Shortly after, the humpback began to lobtail, repeatedly slapping its tail on the surface of the water. While the breaching and lobtailing behavior of the calf may be learning or play, there are many theories about why juveniles and adults jump and lobtail. They range from exercise, to communication and play, to aggression and territorial displays.




Late afternoon the whales have moved closer to Race Point and still are actively feeding. We photographed Anvil and her calf, Buzzard, Putter and Gumdrop.


Getting to know individual whales


Crystal is a mature, male humpback whale born to Salt in 1980. He was her first known calf- and one of at least eleven!  Crystal is the subject of a popular children’s book, “Crystal- The Story of a Real Baby Whale’ that follows Salt and Crystal during the first year of his life.


Friday 16 May

Today clouds cover the sky and rain seems inevitable. Our morning whalewatch takes us offshore to the southwest corner of Stellwagen Bank, often a rich and productive area. It is the dynamics between the physical and biological that vitalizes and maintains the Stellwagen system. Cold water constantly flows south from the Gulf of Maine distributing nutrients, plants and animals. Nutrients are also brought to the Bank by local currents that move east to west, driven by the tides. Underwater currents and tide form areas of upwelling as they are deflected off the walls of the Bank, bringing nutrient rich water to the surface. Microscopic plants multiply rapidly in the sunlit, nutrient rich waters, small animals rise from the depths to eat the plants, fish eat the tiny animals and in turn are eaten by other fish, seabirds and whales.


We sight finback, Minke and humpback whales. The humpback whales are feeding, some by kicking their flukes on the surface. Isthmus, Meteor, Stub, Crystal, Palette, Wyoming, Firefly and Mural (with a new calf) seem to feed continually while on the move.


Feeding humpback whales

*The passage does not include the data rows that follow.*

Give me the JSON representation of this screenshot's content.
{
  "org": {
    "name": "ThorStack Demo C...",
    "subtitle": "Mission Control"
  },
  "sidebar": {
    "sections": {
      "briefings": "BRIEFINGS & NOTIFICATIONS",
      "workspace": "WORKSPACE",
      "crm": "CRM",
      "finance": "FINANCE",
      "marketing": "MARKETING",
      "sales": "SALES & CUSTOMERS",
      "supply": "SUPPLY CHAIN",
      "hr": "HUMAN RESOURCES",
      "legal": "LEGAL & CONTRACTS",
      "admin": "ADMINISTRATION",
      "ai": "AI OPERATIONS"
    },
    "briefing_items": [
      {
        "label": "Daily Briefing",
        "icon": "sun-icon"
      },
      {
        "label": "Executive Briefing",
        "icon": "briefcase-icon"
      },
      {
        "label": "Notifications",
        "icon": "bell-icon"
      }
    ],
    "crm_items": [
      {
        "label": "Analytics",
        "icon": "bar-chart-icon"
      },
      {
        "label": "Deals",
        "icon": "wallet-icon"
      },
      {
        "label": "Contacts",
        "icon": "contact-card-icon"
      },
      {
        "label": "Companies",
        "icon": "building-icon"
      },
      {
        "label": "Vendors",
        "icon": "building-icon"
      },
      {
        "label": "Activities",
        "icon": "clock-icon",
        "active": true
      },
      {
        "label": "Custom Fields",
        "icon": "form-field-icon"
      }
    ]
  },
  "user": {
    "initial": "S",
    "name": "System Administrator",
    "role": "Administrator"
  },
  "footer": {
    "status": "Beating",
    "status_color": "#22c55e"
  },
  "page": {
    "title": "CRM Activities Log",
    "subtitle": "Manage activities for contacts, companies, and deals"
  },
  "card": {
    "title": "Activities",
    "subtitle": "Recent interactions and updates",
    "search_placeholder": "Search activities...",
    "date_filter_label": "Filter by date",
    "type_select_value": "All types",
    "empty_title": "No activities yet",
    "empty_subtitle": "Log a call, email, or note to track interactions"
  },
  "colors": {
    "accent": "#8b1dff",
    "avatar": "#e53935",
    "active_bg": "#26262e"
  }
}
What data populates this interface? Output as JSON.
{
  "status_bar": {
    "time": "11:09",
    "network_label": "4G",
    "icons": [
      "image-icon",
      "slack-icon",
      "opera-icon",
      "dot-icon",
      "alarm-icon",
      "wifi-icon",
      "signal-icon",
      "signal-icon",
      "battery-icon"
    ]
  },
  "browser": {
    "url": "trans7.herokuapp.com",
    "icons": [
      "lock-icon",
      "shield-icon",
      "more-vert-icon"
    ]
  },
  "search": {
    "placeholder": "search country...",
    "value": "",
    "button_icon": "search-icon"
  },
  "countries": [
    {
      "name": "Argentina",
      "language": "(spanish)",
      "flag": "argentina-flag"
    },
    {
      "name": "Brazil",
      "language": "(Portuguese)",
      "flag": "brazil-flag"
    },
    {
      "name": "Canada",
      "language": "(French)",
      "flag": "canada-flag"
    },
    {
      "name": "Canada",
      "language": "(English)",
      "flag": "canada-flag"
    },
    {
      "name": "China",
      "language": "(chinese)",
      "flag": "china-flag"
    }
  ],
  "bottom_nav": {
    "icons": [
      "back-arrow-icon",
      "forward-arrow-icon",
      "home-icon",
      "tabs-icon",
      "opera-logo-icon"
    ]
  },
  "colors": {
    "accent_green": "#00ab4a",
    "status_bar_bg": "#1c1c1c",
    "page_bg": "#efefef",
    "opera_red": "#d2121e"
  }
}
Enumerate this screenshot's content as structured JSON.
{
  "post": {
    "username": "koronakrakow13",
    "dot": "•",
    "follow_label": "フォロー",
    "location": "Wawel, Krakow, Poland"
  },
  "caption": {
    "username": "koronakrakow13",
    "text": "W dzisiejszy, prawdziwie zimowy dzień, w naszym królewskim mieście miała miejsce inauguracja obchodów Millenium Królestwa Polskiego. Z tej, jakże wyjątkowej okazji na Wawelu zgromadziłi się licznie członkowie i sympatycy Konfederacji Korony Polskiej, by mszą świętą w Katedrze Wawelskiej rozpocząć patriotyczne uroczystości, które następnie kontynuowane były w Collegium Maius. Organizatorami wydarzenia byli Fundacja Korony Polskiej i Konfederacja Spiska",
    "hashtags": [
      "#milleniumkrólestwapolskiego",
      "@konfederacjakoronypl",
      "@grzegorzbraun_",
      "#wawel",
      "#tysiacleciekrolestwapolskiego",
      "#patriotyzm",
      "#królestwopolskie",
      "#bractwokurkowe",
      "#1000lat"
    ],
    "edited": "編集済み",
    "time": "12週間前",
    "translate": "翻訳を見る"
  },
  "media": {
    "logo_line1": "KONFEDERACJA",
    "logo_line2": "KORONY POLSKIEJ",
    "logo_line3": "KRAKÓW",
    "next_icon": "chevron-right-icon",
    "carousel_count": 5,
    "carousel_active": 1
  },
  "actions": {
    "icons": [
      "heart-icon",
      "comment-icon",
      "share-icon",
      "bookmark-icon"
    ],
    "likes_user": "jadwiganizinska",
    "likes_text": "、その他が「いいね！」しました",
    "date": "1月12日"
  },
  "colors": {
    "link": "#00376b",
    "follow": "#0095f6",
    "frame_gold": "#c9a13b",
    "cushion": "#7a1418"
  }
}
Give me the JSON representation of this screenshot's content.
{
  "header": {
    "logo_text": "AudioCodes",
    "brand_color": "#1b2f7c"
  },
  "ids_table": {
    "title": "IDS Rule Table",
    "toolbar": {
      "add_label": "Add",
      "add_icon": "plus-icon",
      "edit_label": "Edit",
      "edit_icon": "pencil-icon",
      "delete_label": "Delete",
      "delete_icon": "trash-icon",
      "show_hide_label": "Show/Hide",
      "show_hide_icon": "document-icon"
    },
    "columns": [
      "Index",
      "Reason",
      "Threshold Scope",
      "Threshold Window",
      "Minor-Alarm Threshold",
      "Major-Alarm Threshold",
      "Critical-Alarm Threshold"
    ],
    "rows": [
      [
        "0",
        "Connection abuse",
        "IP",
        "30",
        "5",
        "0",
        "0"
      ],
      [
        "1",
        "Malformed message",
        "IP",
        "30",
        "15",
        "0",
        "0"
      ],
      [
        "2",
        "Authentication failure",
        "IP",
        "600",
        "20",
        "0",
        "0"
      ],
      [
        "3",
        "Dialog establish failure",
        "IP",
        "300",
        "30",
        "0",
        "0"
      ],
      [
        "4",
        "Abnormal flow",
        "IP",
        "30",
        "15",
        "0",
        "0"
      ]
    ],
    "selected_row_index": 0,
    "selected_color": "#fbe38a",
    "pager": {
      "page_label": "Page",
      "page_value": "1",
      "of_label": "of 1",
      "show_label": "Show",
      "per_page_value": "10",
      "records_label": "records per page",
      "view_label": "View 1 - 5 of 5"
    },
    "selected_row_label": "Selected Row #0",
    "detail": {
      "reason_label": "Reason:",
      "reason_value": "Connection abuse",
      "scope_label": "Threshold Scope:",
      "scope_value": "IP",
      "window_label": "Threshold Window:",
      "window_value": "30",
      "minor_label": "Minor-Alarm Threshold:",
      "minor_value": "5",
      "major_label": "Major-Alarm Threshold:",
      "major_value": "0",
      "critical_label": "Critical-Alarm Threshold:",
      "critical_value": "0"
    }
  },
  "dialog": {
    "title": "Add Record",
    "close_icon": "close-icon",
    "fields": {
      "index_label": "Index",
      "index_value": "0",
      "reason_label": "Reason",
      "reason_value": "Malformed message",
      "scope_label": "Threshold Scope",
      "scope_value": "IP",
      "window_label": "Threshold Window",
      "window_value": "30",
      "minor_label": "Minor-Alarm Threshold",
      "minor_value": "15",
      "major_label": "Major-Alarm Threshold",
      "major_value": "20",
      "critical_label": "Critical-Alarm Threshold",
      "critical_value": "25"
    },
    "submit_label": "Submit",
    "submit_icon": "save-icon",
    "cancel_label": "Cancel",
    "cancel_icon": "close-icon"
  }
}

As we watch the feeding, a green glow appears in the water close to the boat. The green plants called phytoplankton reflect off the flippers of Mural and her calf as they swim beneath the bow.  The humpbacks’ most distinctive feature are the long wing-like, white flippers, up to one third of the whales’ body length- a feature for which the whale was named. For its scientific name, Megaptera novaeangliae, translates to ‘the big-winged New Englander’.


The big-winged New Englander


The afternoon brings a light drizzle as we make our way back to the Bank. Although on the move, the whales still are feeding. Finbacks move rapidly about yet stay in the same general area and the humpbacks move as well, stopping occasionally to kick-feed or blow a cloud or net of bubbles. We identify Tunguska, Palette, Zeppelin, Crystal, Buzzard, Palette and Sweep. Too soon it is time to return to port ending another incredible week of whalewatching!